Work required >> Across the entries that follow, count each line holding "Windows" and state the total alone.

[Start of section]

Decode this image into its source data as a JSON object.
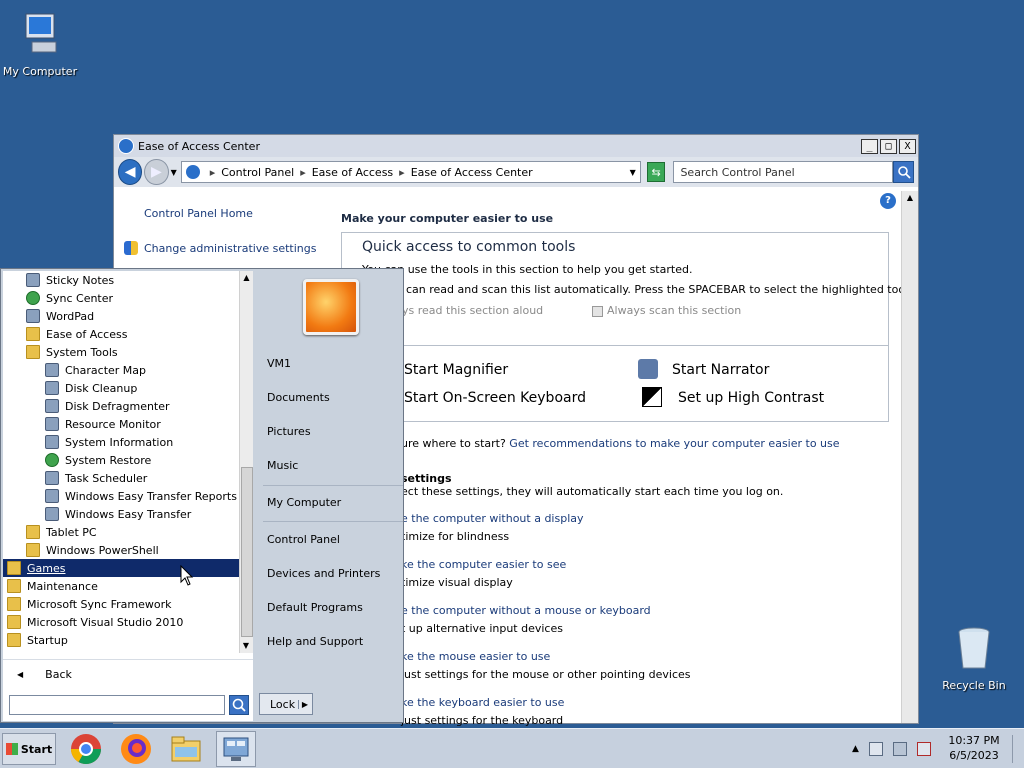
{
  "desktop": {
    "my_computer": "My Computer",
    "recycle_bin": "Recycle Bin"
  },
  "window": {
    "title": "Ease of Access Center",
    "buttons": {
      "minimize": "_",
      "maximize": "□",
      "close": "X"
    },
    "breadcrumb": [
      "Control Panel",
      "Ease of Access",
      "Ease of Access Center"
    ],
    "search_placeholder": "Search Control Panel",
    "left_links": {
      "home": "Control Panel Home",
      "admin": "Change administrative settings"
    },
    "main": {
      "heading": "Make your computer easier to use",
      "quick_title": "Quick access to common tools",
      "quick_line1": "You can use the tools in this section to help you get started.",
      "quick_line2": "can read and scan this list automatically.  Press the SPACEBAR to select the highlighted tool.",
      "always_read": "ys read this section aloud",
      "always_scan": "Always scan this section",
      "tools": {
        "magnifier": "Start Magnifier",
        "narrator": "Start Narrator",
        "keyboard": "Start On-Screen Keyboard",
        "contrast": "Set up High Contrast"
      },
      "not_sure_prefix": "ure where to start?",
      "not_sure_link": "Get recommendations to make your computer easier to use",
      "settings_title": "settings",
      "settings_desc": "ect these settings, they will automatically start each time you log on.",
      "settings": [
        {
          "link": "e the computer without a display",
          "desc": "timize for blindness"
        },
        {
          "link": "ke the computer easier to see",
          "desc": "timize visual display"
        },
        {
          "link": "e the computer without a mouse or keyboard",
          "desc": "t up alternative input devices"
        },
        {
          "link": "ke the mouse easier to use",
          "desc": "just settings for the mouse or other pointing devices"
        },
        {
          "link": "ke the keyboard easier to use",
          "desc": "just settings for the keyboard"
        }
      ]
    }
  },
  "start_menu": {
    "programs": [
      {
        "label": "Sticky Notes",
        "indent": 1,
        "icon": "sticky-notes-icon"
      },
      {
        "label": "Sync Center",
        "indent": 1,
        "icon": "sync-icon"
      },
      {
        "label": "WordPad",
        "indent": 1,
        "icon": "wordpad-icon"
      },
      {
        "label": "Ease of Access",
        "indent": 1,
        "icon": "folder-icon"
      },
      {
        "label": "System Tools",
        "indent": 1,
        "icon": "folder-icon"
      },
      {
        "label": "Character Map",
        "indent": 2,
        "icon": "character-map-icon"
      },
      {
        "label": "Disk Cleanup",
        "indent": 2,
        "icon": "disk-cleanup-icon"
      },
      {
        "label": "Disk Defragmenter",
        "indent": 2,
        "icon": "defrag-icon"
      },
      {
        "label": "Resource Monitor",
        "indent": 2,
        "icon": "resource-monitor-icon"
      },
      {
        "label": "System Information",
        "indent": 2,
        "icon": "system-info-icon"
      },
      {
        "label": "System Restore",
        "indent": 2,
        "icon": "system-restore-icon"
      },
      {
        "label": "Task Scheduler",
        "indent": 2,
        "icon": "task-scheduler-icon"
      },
      {
        "label": "Windows Easy Transfer Reports",
        "indent": 2,
        "icon": "transfer-icon"
      },
      {
        "label": "Windows Easy Transfer",
        "indent": 2,
        "icon": "transfer-icon"
      },
      {
        "label": "Tablet PC",
        "indent": 1,
        "icon": "folder-icon"
      },
      {
        "label": "Windows PowerShell",
        "indent": 1,
        "icon": "folder-icon"
      },
      {
        "label": "Games",
        "indent": 0,
        "icon": "folder-icon",
        "selected": true
      },
      {
        "label": "Maintenance",
        "indent": 0,
        "icon": "folder-icon"
      },
      {
        "label": "Microsoft Sync Framework",
        "indent": 0,
        "icon": "folder-icon"
      },
      {
        "label": "Microsoft Visual Studio 2010",
        "indent": 0,
        "icon": "folder-icon"
      },
      {
        "label": "Startup",
        "indent": 0,
        "icon": "folder-icon"
      }
    ],
    "back": "Back",
    "right": {
      "user": "VM1",
      "documents": "Documents",
      "pictures": "Pictures",
      "music": "Music",
      "computer": "My Computer",
      "control_panel": "Control Panel",
      "devices": "Devices and Printers",
      "default_programs": "Default Programs",
      "help": "Help and Support"
    },
    "lock": "Lock"
  },
  "taskbar": {
    "start": "Start",
    "apps": [
      "chrome-icon",
      "firefox-icon",
      "explorer-icon",
      "control-panel-icon"
    ],
    "time": "10:37 PM",
    "date": "6/5/2023"
  }
}
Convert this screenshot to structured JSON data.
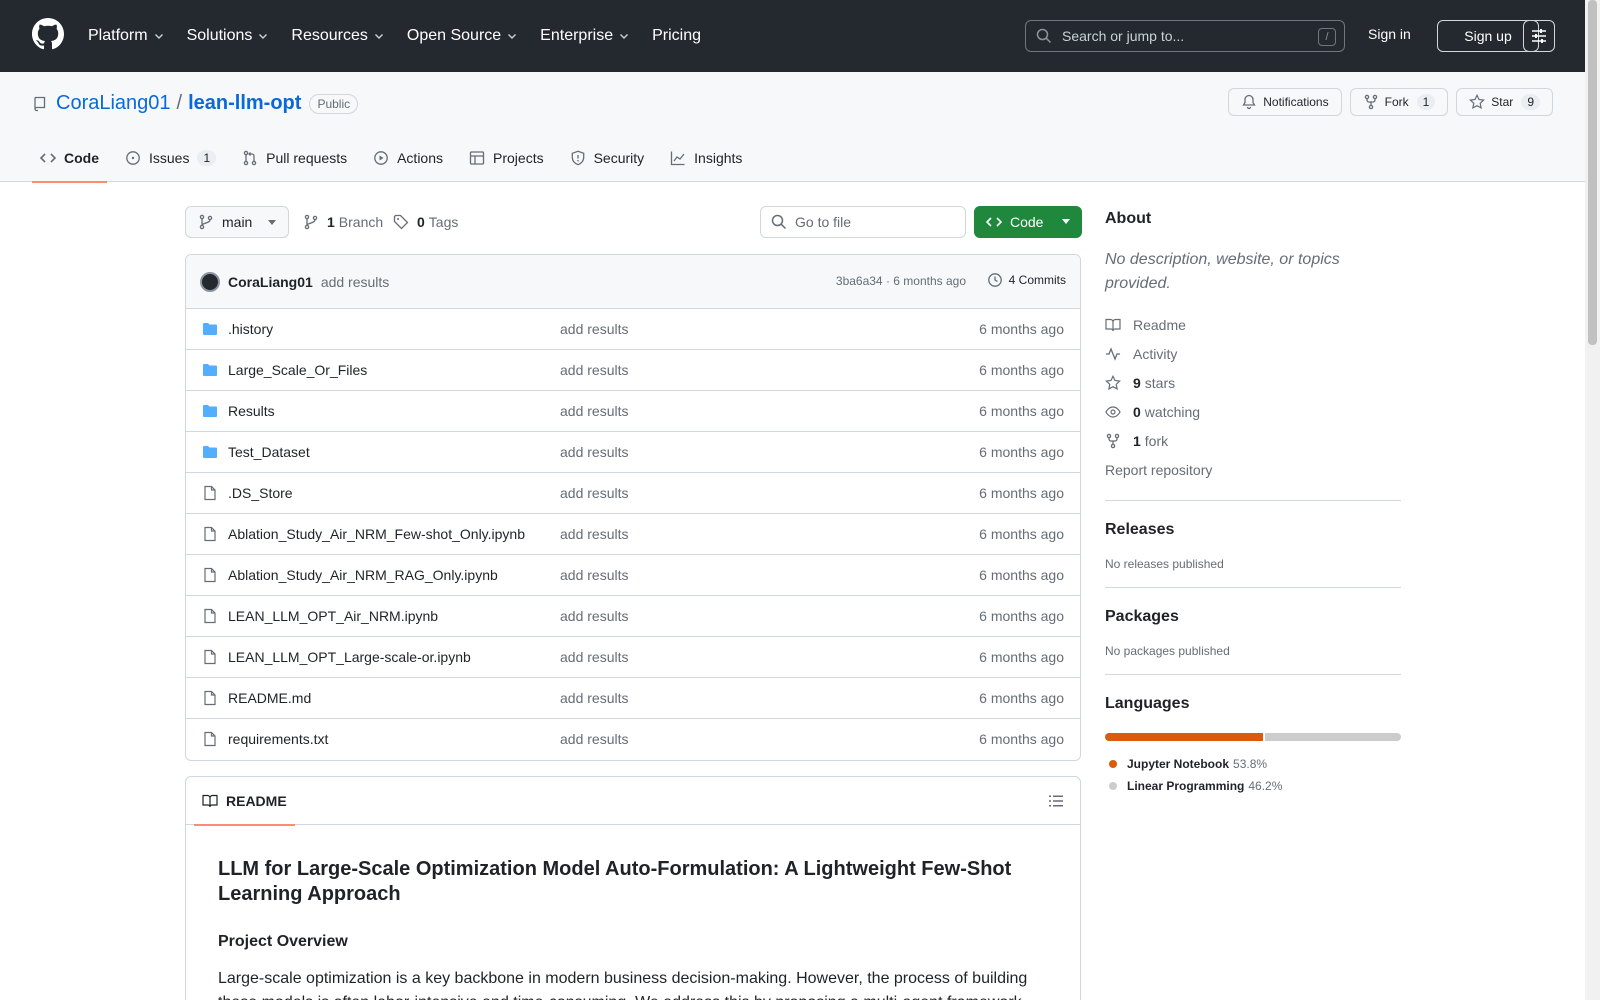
{
  "header": {
    "nav": [
      {
        "label": "Platform",
        "dropdown": true
      },
      {
        "label": "Solutions",
        "dropdown": true
      },
      {
        "label": "Resources",
        "dropdown": true
      },
      {
        "label": "Open Source",
        "dropdown": true
      },
      {
        "label": "Enterprise",
        "dropdown": true
      },
      {
        "label": "Pricing",
        "dropdown": false
      }
    ],
    "search_placeholder": "Search or jump to...",
    "search_shortcut": "/",
    "signin": "Sign in",
    "signup": "Sign up"
  },
  "repo": {
    "owner": "CoraLiang01",
    "separator": "/",
    "name": "lean-llm-opt",
    "visibility": "Public",
    "notifications": "Notifications",
    "fork_label": "Fork",
    "fork_count": "1",
    "star_label": "Star",
    "star_count": "9",
    "tabs": [
      {
        "label": "Code",
        "icon": "code-icon",
        "count": "",
        "active": true
      },
      {
        "label": "Issues",
        "icon": "issue-icon",
        "count": "1",
        "active": false
      },
      {
        "label": "Pull requests",
        "icon": "pull-request-icon",
        "count": "",
        "active": false
      },
      {
        "label": "Actions",
        "icon": "play-icon",
        "count": "",
        "active": false
      },
      {
        "label": "Projects",
        "icon": "table-icon",
        "count": "",
        "active": false
      },
      {
        "label": "Security",
        "icon": "shield-icon",
        "count": "",
        "active": false
      },
      {
        "label": "Insights",
        "icon": "graph-icon",
        "count": "",
        "active": false
      }
    ]
  },
  "filenav": {
    "branch": "main",
    "branch_count": "1",
    "branch_label": "Branch",
    "tag_count": "0",
    "tag_label": "Tags",
    "goto_placeholder": "Go to file",
    "code_button": "Code"
  },
  "commit": {
    "author": "CoraLiang01",
    "message": "add results",
    "meta": "3ba6a34 · 6 months ago",
    "commits": "4 Commits"
  },
  "files": [
    {
      "name": ".history",
      "type": "folder",
      "message": "add results",
      "time": "6 months ago"
    },
    {
      "name": "Large_Scale_Or_Files",
      "type": "folder",
      "message": "add results",
      "time": "6 months ago"
    },
    {
      "name": "Results",
      "type": "folder",
      "message": "add results",
      "time": "6 months ago"
    },
    {
      "name": "Test_Dataset",
      "type": "folder",
      "message": "add results",
      "time": "6 months ago"
    },
    {
      "name": ".DS_Store",
      "type": "file",
      "message": "add results",
      "time": "6 months ago"
    },
    {
      "name": "Ablation_Study_Air_NRM_Few-shot_Only.ipynb",
      "type": "file",
      "message": "add results",
      "time": "6 months ago"
    },
    {
      "name": "Ablation_Study_Air_NRM_RAG_Only.ipynb",
      "type": "file",
      "message": "add results",
      "time": "6 months ago"
    },
    {
      "name": "LEAN_LLM_OPT_Air_NRM.ipynb",
      "type": "file",
      "message": "add results",
      "time": "6 months ago"
    },
    {
      "name": "LEAN_LLM_OPT_Large-scale-or.ipynb",
      "type": "file",
      "message": "add results",
      "time": "6 months ago"
    },
    {
      "name": "README.md",
      "type": "file",
      "message": "add results",
      "time": "6 months ago"
    },
    {
      "name": "requirements.txt",
      "type": "file",
      "message": "add results",
      "time": "6 months ago"
    }
  ],
  "readme": {
    "tab": "README",
    "h1": "LLM for Large-Scale Optimization Model Auto-Formulation: A Lightweight Few-Shot Learning Approach",
    "h2": "Project Overview",
    "p": "Large-scale optimization is a key backbone in modern business decision-making. However, the process of building these models is often labor-intensive and time-consuming. We address this by proposing a multi-agent framework"
  },
  "sidebar": {
    "about_title": "About",
    "description": "No description, website, or topics provided.",
    "readme": "Readme",
    "activity": "Activity",
    "stars_count": "9",
    "stars_label": "stars",
    "watching_count": "0",
    "watching_label": "watching",
    "fork_count": "1",
    "fork_label": "fork",
    "report": "Report repository",
    "releases_title": "Releases",
    "releases_none": "No releases published",
    "packages_title": "Packages",
    "packages_none": "No packages published",
    "languages_title": "Languages",
    "languages": [
      {
        "name": "Jupyter Notebook",
        "percent": "53.8%",
        "value": 53.8,
        "color": "#DA5B0B"
      },
      {
        "name": "Linear Programming",
        "percent": "46.2%",
        "value": 46.2,
        "color": "#CCCCCC"
      }
    ]
  },
  "colors": {
    "header_bg": "#24292f",
    "link": "#0969da",
    "primary_button": "#1f883d",
    "active_tab_underline": "#fd8c73",
    "folder": "#54aeff"
  }
}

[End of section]

Task result >> 3